Task objective: Only a number is expected: how many lines in these records mention the word "göra"?
***** Data for the task
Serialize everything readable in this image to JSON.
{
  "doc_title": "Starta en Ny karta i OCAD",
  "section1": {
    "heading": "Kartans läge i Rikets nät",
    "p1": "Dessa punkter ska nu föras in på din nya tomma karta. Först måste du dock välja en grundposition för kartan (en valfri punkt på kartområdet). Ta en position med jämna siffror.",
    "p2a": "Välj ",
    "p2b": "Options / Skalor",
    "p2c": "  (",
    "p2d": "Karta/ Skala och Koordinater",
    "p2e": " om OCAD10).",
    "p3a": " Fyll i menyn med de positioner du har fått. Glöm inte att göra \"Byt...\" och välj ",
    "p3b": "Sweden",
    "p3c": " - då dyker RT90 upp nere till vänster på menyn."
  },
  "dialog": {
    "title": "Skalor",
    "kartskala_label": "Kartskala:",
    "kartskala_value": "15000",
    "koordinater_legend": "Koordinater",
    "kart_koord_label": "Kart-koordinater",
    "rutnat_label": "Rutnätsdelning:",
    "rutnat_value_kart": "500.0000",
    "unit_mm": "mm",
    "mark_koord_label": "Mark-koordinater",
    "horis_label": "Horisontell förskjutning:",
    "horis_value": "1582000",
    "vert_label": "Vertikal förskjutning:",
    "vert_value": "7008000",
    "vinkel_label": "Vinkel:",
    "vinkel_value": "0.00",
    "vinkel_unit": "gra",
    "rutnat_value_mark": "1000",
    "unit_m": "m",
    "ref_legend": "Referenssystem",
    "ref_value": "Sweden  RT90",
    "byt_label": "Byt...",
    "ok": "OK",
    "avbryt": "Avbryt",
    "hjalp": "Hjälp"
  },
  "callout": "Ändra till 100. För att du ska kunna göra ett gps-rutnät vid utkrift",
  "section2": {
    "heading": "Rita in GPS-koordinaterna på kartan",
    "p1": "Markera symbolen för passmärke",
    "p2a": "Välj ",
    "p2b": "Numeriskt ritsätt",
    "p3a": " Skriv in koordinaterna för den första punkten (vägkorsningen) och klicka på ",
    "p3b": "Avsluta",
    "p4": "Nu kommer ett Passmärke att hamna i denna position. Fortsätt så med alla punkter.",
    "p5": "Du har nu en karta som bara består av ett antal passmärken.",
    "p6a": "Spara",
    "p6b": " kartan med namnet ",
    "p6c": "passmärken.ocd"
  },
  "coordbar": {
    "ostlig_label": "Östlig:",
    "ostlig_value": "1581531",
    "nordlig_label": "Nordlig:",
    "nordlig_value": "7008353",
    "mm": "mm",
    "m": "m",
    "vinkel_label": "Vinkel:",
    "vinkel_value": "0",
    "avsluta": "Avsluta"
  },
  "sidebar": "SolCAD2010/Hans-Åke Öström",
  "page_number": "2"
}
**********
Reply to the task: 2